= Data about app and page elements =
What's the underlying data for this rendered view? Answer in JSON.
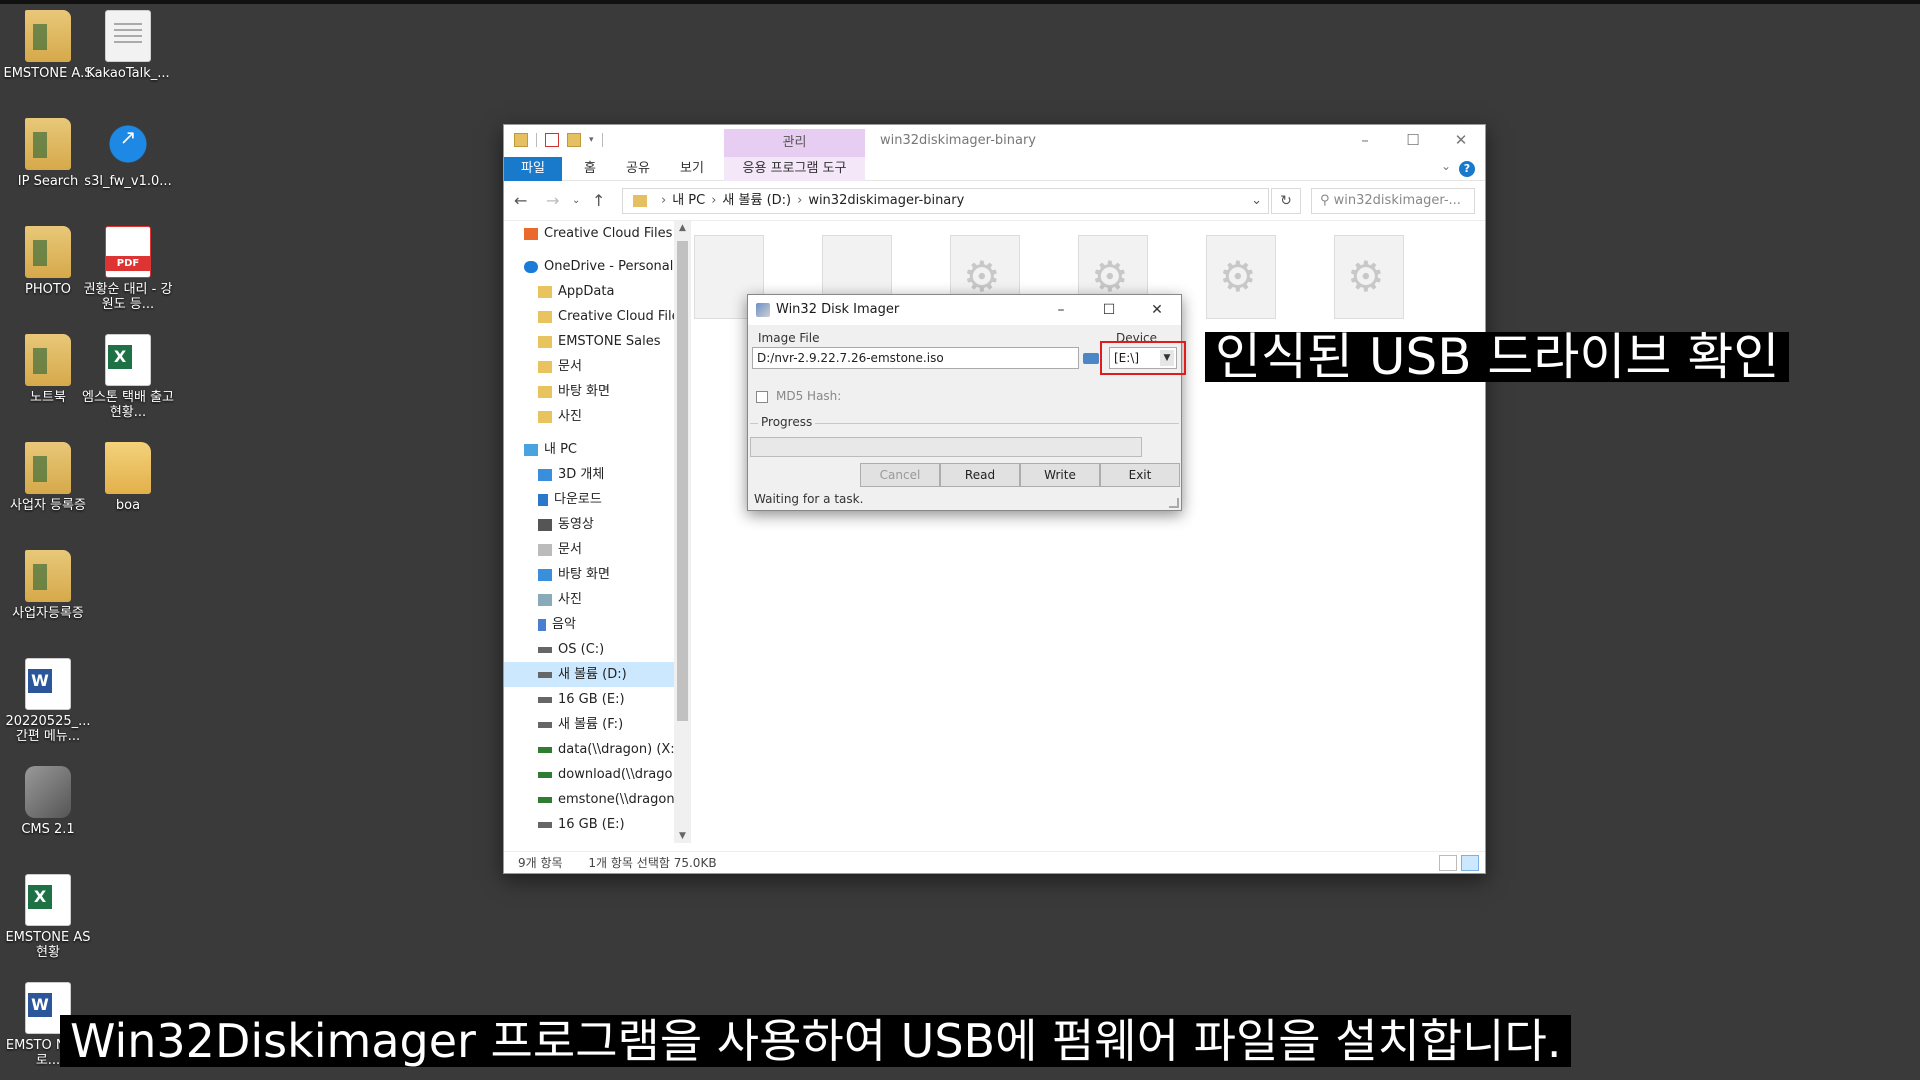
{
  "desktop": {
    "icons": [
      {
        "label": "EMSTONE A.S",
        "kind": "folder"
      },
      {
        "label": "KakaoTalk_...",
        "kind": "doc"
      },
      {
        "label": "IP Search",
        "kind": "folder"
      },
      {
        "label": "s3l_fw_v1.0...",
        "kind": "app"
      },
      {
        "label": "PHOTO",
        "kind": "folder"
      },
      {
        "label": "권황순 대리 - 강원도 등...",
        "kind": "pdf"
      },
      {
        "label": "노트북",
        "kind": "folder"
      },
      {
        "label": "엠스톤 택배 출고 현황...",
        "kind": "xls"
      },
      {
        "label": "사업자 등록증",
        "kind": "folder"
      },
      {
        "label": "boa",
        "kind": "plainfolder"
      },
      {
        "label": "사업자등록증",
        "kind": "folder"
      },
      {
        "label": "20220525_... 간편 메뉴...",
        "kind": "word"
      },
      {
        "label": "CMS 2.1",
        "kind": "cam"
      },
      {
        "label": "EMSTONE AS현황",
        "kind": "xls"
      },
      {
        "label": "EMSTO NVR_로...",
        "kind": "word"
      }
    ],
    "pdf_badge": "PDF",
    "xls_badge": "X",
    "word_badge": "W"
  },
  "explorer": {
    "context_tab": "관리",
    "title": "win32diskimager-binary",
    "ribbon_tabs": [
      "파일",
      "홈",
      "공유",
      "보기",
      "응용 프로그램 도구"
    ],
    "help": "?",
    "address": {
      "crumbs": [
        "내 PC",
        "새 볼륨 (D:)",
        "win32diskimager-binary"
      ]
    },
    "search_placeholder": "win32diskimager-...",
    "nav_items": [
      {
        "label": "Creative Cloud Files",
        "icon": "cc"
      },
      {
        "label": "OneDrive - Personal",
        "icon": "cloud"
      },
      {
        "label": "AppData",
        "icon": "fold"
      },
      {
        "label": "Creative Cloud Files",
        "icon": "fold"
      },
      {
        "label": "EMSTONE Sales",
        "icon": "fold"
      },
      {
        "label": "문서",
        "icon": "fold"
      },
      {
        "label": "바탕 화면",
        "icon": "fold"
      },
      {
        "label": "사진",
        "icon": "fold"
      },
      {
        "label": "내 PC",
        "icon": "pc"
      },
      {
        "label": "3D 개체",
        "icon": "blue"
      },
      {
        "label": "다운로드",
        "icon": "dl"
      },
      {
        "label": "동영상",
        "icon": "vid"
      },
      {
        "label": "문서",
        "icon": "doc"
      },
      {
        "label": "바탕 화면",
        "icon": "blue"
      },
      {
        "label": "사진",
        "icon": "img"
      },
      {
        "label": "음악",
        "icon": "mus"
      },
      {
        "label": "OS (C:)",
        "icon": "drv"
      },
      {
        "label": "새 볼륨 (D:)",
        "icon": "drv"
      },
      {
        "label": "16 GB (E:)",
        "icon": "drv"
      },
      {
        "label": "새 볼륨 (F:)",
        "icon": "drv"
      },
      {
        "label": "data(\\\\dragon) (X:",
        "icon": "net"
      },
      {
        "label": "download(\\\\drago",
        "icon": "net"
      },
      {
        "label": "emstone(\\\\dragon",
        "icon": "net"
      },
      {
        "label": "16 GB (E:)",
        "icon": "drv"
      }
    ],
    "status": {
      "count": "9개 항목",
      "selected": "1개 항목 선택함 75.0KB"
    }
  },
  "imager": {
    "title": "Win32 Disk Imager",
    "image_file_label": "Image File",
    "image_file_value": "D:/nvr-2.9.22.7.26-emstone.iso",
    "device_label": "Device",
    "device_value": "[E:\\]",
    "md5_label": "MD5 Hash:",
    "progress_label": "Progress",
    "buttons": {
      "cancel": "Cancel",
      "read": "Read",
      "write": "Write",
      "exit": "Exit"
    },
    "status": "Waiting for a task."
  },
  "captions": {
    "right": "인식된 USB 드라이브 확인",
    "bottom": "Win32Diskimager 프로그램을 사용하여 USB에 펌웨어 파일을 설치합니다."
  }
}
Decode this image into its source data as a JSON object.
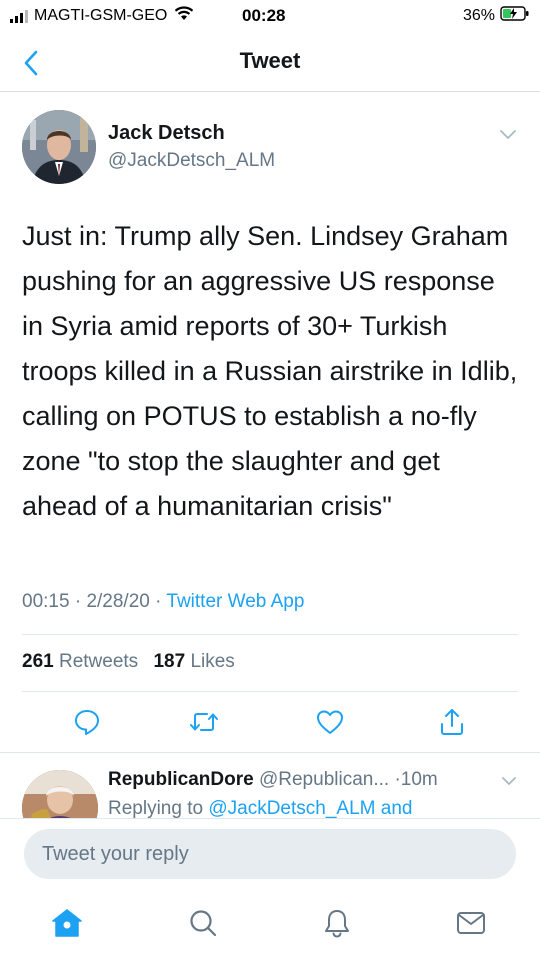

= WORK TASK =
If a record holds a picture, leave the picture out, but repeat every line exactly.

= SOLUTION TO THE PROBLEM =
What's the underlying data for this rendered view? Answer in JSON.
{
  "desktop": {
    "icons": [
      {
        "label": "EMSTONE A.S",
        "kind": "folder"
      },
      {
        "label": "KakaoTalk_...",
        "kind": "doc"
      },
      {
        "label": "IP Search",
        "kind": "folder"
      },
      {
        "label": "s3l_fw_v1.0...",
        "kind": "app"
      },
      {
        "label": "PHOTO",
        "kind": "folder"
      },
      {
        "label": "권황순 대리 - 강원도 등...",
        "kind": "pdf"
      },
      {
        "label": "노트북",
        "kind": "folder"
      },
      {
        "label": "엠스톤 택배 출고 현황...",
        "kind": "xls"
      },
      {
        "label": "사업자 등록증",
        "kind": "folder"
      },
      {
        "label": "boa",
        "kind": "plainfolder"
      },
      {
        "label": "사업자등록증",
        "kind": "folder"
      },
      {
        "label": "20220525_... 간편 메뉴...",
        "kind": "word"
      },
      {
        "label": "CMS 2.1",
        "kind": "cam"
      },
      {
        "label": "EMSTONE AS현황",
        "kind": "xls"
      },
      {
        "label": "EMSTO NVR_로...",
        "kind": "word"
      }
    ],
    "pdf_badge": "PDF",
    "xls_badge": "X",
    "word_badge": "W"
  },
  "explorer": {
    "context_tab": "관리",
    "title": "win32diskimager-binary",
    "ribbon_tabs": [
      "파일",
      "홈",
      "공유",
      "보기",
      "응용 프로그램 도구"
    ],
    "help": "?",
    "address": {
      "crumbs": [
        "내 PC",
        "새 볼륨 (D:)",
        "win32diskimager-binary"
      ]
    },
    "search_placeholder": "win32diskimager-...",
    "nav_items": [
      {
        "label": "Creative Cloud Files",
        "icon": "cc"
      },
      {
        "label": "OneDrive - Personal",
        "icon": "cloud"
      },
      {
        "label": "AppData",
        "icon": "fold"
      },
      {
        "label": "Creative Cloud Files",
        "icon": "fold"
      },
      {
        "label": "EMSTONE Sales",
        "icon": "fold"
      },
      {
        "label": "문서",
        "icon": "fold"
      },
      {
        "label": "바탕 화면",
        "icon": "fold"
      },
      {
        "label": "사진",
        "icon": "fold"
      },
      {
        "label": "내 PC",
        "icon": "pc"
      },
      {
        "label": "3D 개체",
        "icon": "blue"
      },
      {
        "label": "다운로드",
        "icon": "dl"
      },
      {
        "label": "동영상",
        "icon": "vid"
      },
      {
        "label": "문서",
        "icon": "doc"
      },
      {
        "label": "바탕 화면",
        "icon": "blue"
      },
      {
        "label": "사진",
        "icon": "img"
      },
      {
        "label": "음악",
        "icon": "mus"
      },
      {
        "label": "OS (C:)",
        "icon": "drv"
      },
      {
        "label": "새 볼륨 (D:)",
        "icon": "drv"
      },
      {
        "label": "16 GB (E:)",
        "icon": "drv"
      },
      {
        "label": "새 볼륨 (F:)",
        "icon": "drv"
      },
      {
        "label": "data(\\\\dragon) (X:",
        "icon": "net"
      },
      {
        "label": "download(\\\\drago",
        "icon": "net"
      },
      {
        "label": "emstone(\\\\dragon",
        "icon": "net"
      },
      {
        "label": "16 GB (E:)",
        "icon": "drv"
      }
    ],
    "status": {
      "count": "9개 항목",
      "selected": "1개 항목 선택함 75.0KB"
    }
  },
  "imager": {
    "title": "Win32 Disk Imager",
    "image_file_label": "Image File",
    "image_file_value": "D:/nvr-2.9.22.7.26-emstone.iso",
    "device_label": "Device",
    "device_value": "[E:\\]",
    "md5_label": "MD5 Hash:",
    "progress_label": "Progress",
    "buttons": {
      "cancel": "Cancel",
      "read": "Read",
      "write": "Write",
      "exit": "Exit"
    },
    "status": "Waiting for a task."
  },
  "captions": {
    "right": "인식된 USB 드라이브 확인",
    "bottom": "Win32Diskimager 프로그램을 사용하여 USB에 펌웨어 파일을 설치합니다."
  }
}
Decode this image into its source data as a JSON object.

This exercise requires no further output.